Today's post comes from two wonderful readers who are both dealing with family members who don't understand Goth. I'm hoping that this post will answer both of their questions and make sure that they can get more advice in the comments if needed.
The first is from Azotsuru:
I'm 13, and I've recently been very interested in the Gothic subculture. I have a lot of questions on how to go about this without freaking out my parents(mostly my mom). But firstly, I'm African(and Christian), and my mom is kind of restricting.She doesn't wear make up, so i can't were it(even when I'm a lot older) and other things like that. I'm also worried that they may think I've turned into some Satan worshiper or something, I don't think they even know that goth is a thing. They may not understand,so I don't think I can tell them. What do I do? -Anonymous
In my opinion, one of the best ways to be a Goth without making your parents freak out is not to play it up as a big deal. If you announce to your parents "I'm a Goth," they might immediately start to bring up those stereotypes that you mentioned. So, don't even bring up the word Goth. You can probably integrate wearing more black into your wardrobe, or listening to Goth music, or watching Gothy movies without causing a fuss. Some elements of Gothy style aren't even that outlandish, maybe a necklace shaped like an antique key or a black tiered skirt would work here.
I know it is frustrating to have limits on how you dress, but remember that being unable to wear gothy makeup or super elaborate outfits doesn't make you less of a Goth. Many of us tone down our outfits for work or school or to be around family, you aren't alone in that.
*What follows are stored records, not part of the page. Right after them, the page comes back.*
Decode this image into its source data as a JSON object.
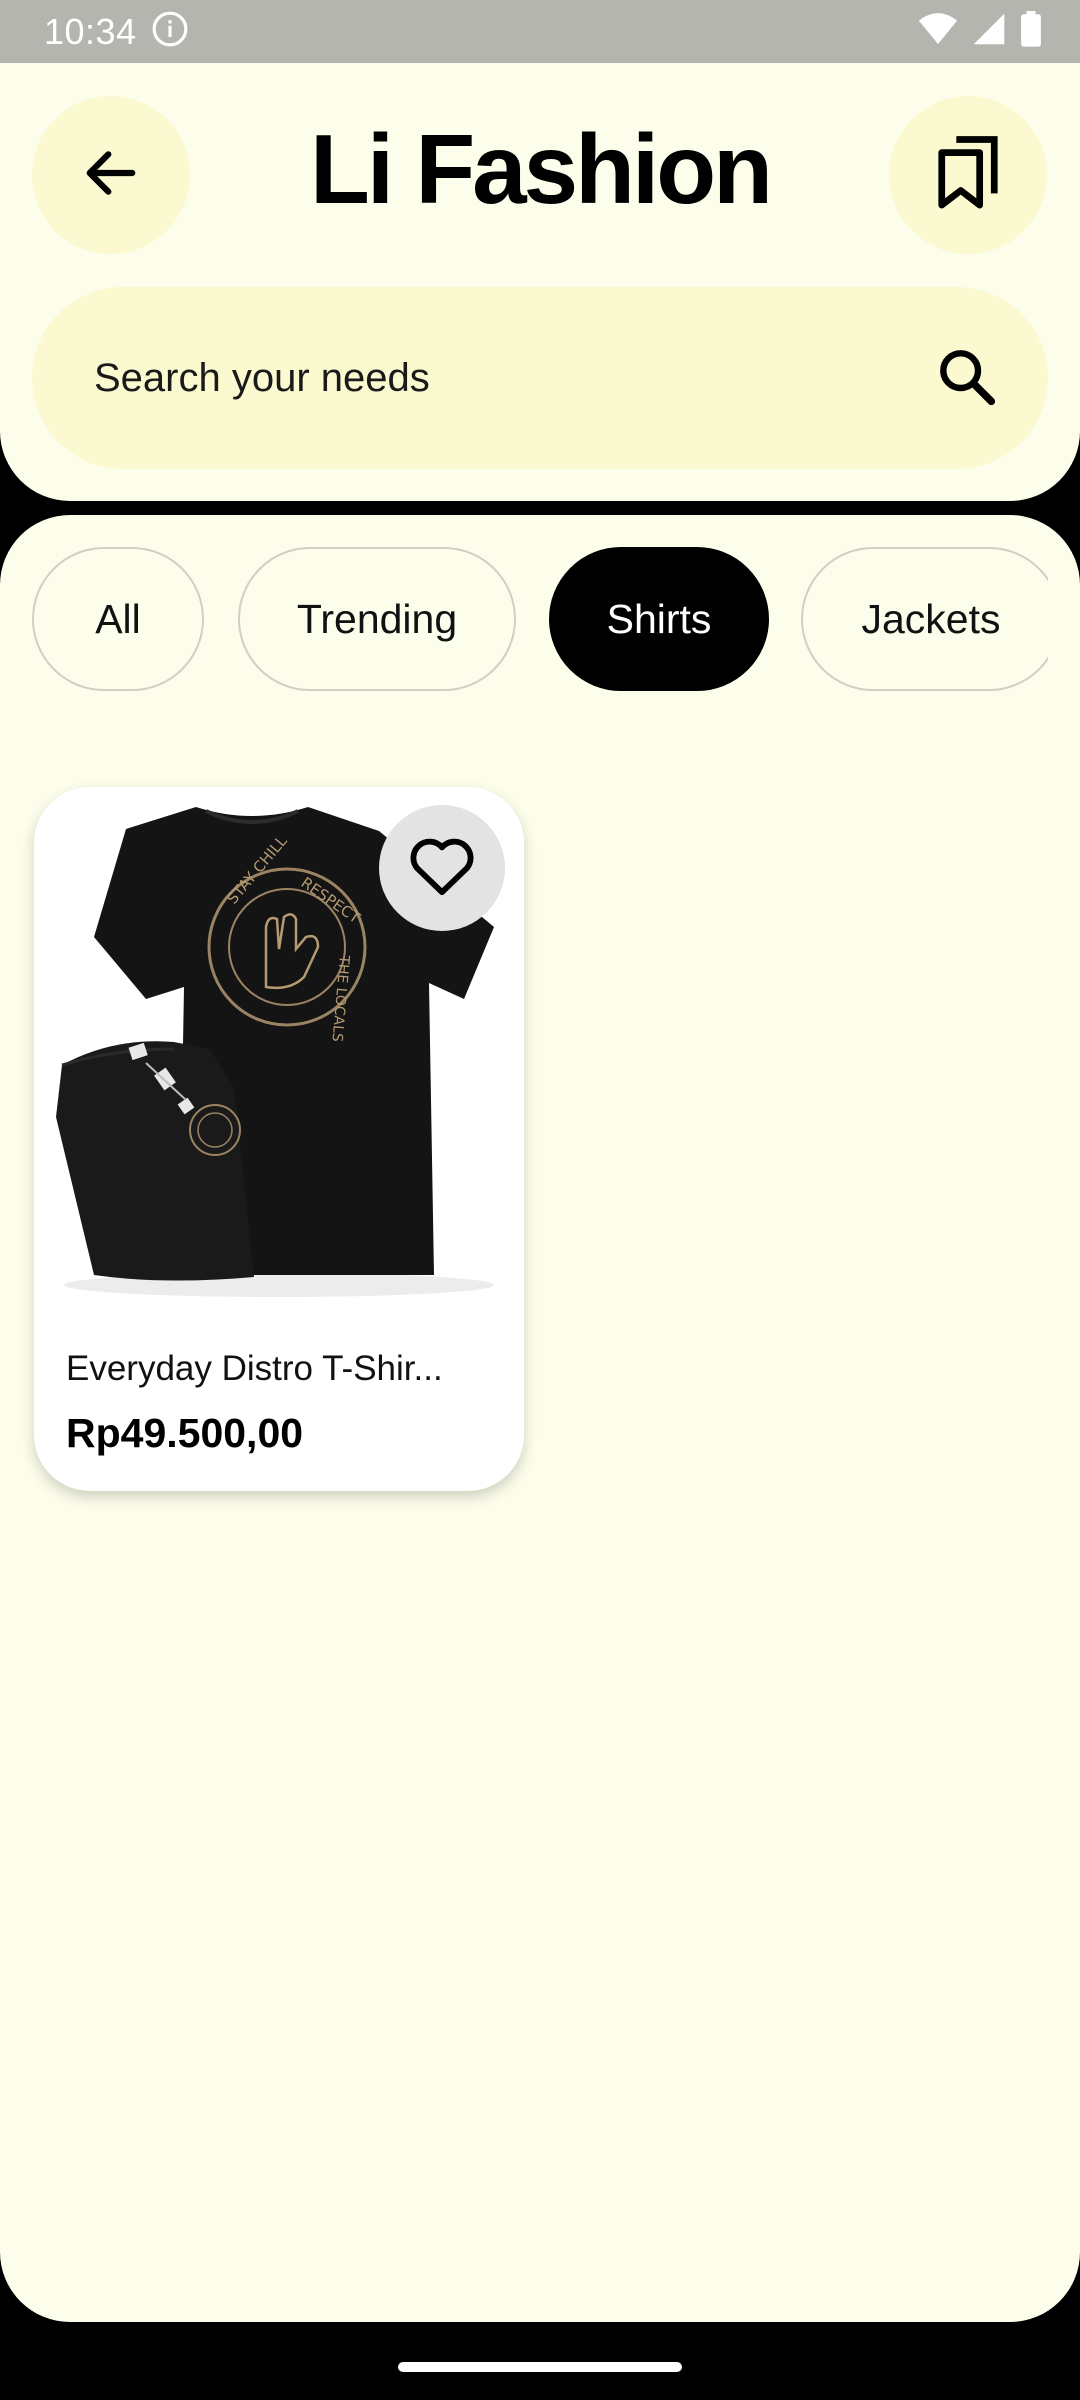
{
  "status_bar": {
    "time": "10:34"
  },
  "header": {
    "title": "Li Fashion"
  },
  "search": {
    "placeholder": "Search your needs"
  },
  "categories": [
    {
      "label": "All",
      "active": false
    },
    {
      "label": "Trending",
      "active": false
    },
    {
      "label": "Shirts",
      "active": true
    },
    {
      "label": "Jackets",
      "active": false
    }
  ],
  "products": [
    {
      "name": "Everyday Distro T-Shir...",
      "price": "Rp49.500,00",
      "print_text": [
        "STAY CHILL",
        "RESPECT",
        "THE LOCALS"
      ]
    }
  ],
  "colors": {
    "background": "#fdfdeb",
    "accent": "#fbf9cf",
    "active_chip": "#000000"
  },
  "icons": [
    "info-icon",
    "wifi-icon",
    "signal-icon",
    "battery-icon",
    "back-arrow-icon",
    "bookmarks-icon",
    "search-icon",
    "heart-icon"
  ]
}
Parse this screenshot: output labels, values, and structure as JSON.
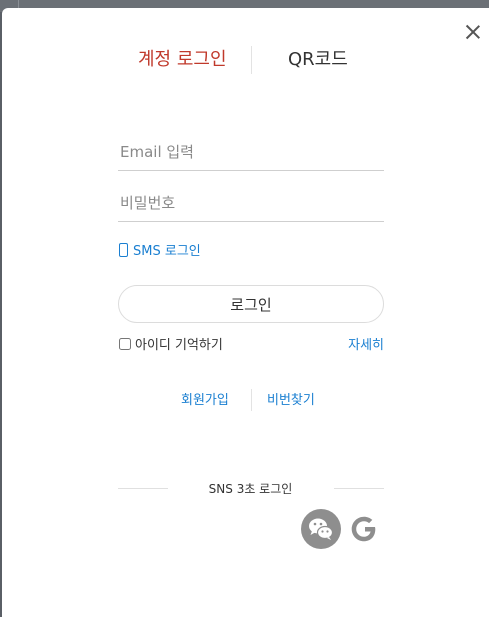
{
  "tabs": {
    "account": "계정 로그인",
    "qr": "QR코드"
  },
  "form": {
    "email_placeholder": "Email 입력",
    "password_placeholder": "비밀번호",
    "sms_label": "SMS 로그인",
    "login_button": "로그인",
    "remember_label": "아이디 기억하기",
    "remember_checked": false,
    "details_link": "자세히"
  },
  "links": {
    "signup": "회원가입",
    "find_password": "비번찾기"
  },
  "sns": {
    "title": "SNS 3초 로그인",
    "providers": [
      "wechat-icon",
      "google-icon"
    ]
  },
  "colors": {
    "active_tab": "#c0392b",
    "link": "#1a7fd1",
    "icon_gray": "#8e8e8e"
  },
  "icons": {
    "close": "close-icon",
    "phone": "phone-icon"
  }
}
Just appreciating the subculture and enjoying the things other than clothing is perfectly fine. Who knows, maybe her mind will change as you get older, or when you leave home.
I hope this helps!
The second letter is from ABG:
My problems lie not with my parents. They in fact lie with my Grandmother on my Mothers' side. I have always been a Christian. My Grandmother apparently thinks that, because I'm a gothy type, that I am not Christian. (Stereotype much?) She constantly questions me on my religion every time she sees an opening. I continue to explain that 'Yes I'm still Christian' and 'No I'm not in an occult' and that 'Calm down. I'm an asthmatic remember? I don't smoke'. A typical opening would be 'So I saw this really adorable (fill in something totally innocent- such as a book -that is related to ghosts/various other things) and I like it.' 'Well Adilie, you know that ghosts aren't real right?' and she proceedes to talk to me about how 'God loves you so much.' Anywho- my question is: How do I explain goth to her? I've showed her videos by Jillian Venters (The Lady of Manners over at Gothic Charm School) that explain it, but she gets distracted by the fact the 'room looks weird' and basically brushes off everything that Jillian says.I remain, Mary Rose, your humble servant.ABG
In my opinion, dealing with grandparents and parents is much the same issue and, as above, it might be best not to add the name Goth (and all the stereotypes) to the mix.
If you are yourself a Christian, it might be best to appeal to your grandmother using that. Something to the effect of "I am a Christian and do not think that being interested in Goth is a barrier between me and God. It's an interest that I have and I wish you would be supportive." If you go out of your way to demonstrate your faith to your grandmother (volunteer to go to church with her, ask her what her thoughts are on a particular bible story, etc.) she will be less likely to think that your other interests are at-odds with your Christianity.
You might also try to find some common ground with her about other things. Maybe she likes history, or other literature? Has she ever approved of something Gothy you've worn or liked (as small as a piece of jewelry, a particular outfit, something creative you've done)? Maybe bring that up.
I don't know how your parents feel, but if your mother is supportive maybe you could ask her to talk to her mother. You could ask your mother "Hey mom, my grandmother is being very critical of my hobbies and I feel that it's really disruptive to our relationship. Could you tell her that I value our relationship and that I hope she knows I don't want my hobbies to get between us?"
I hope that helps!
Readers, how do you deal with family members who just don't "get it"?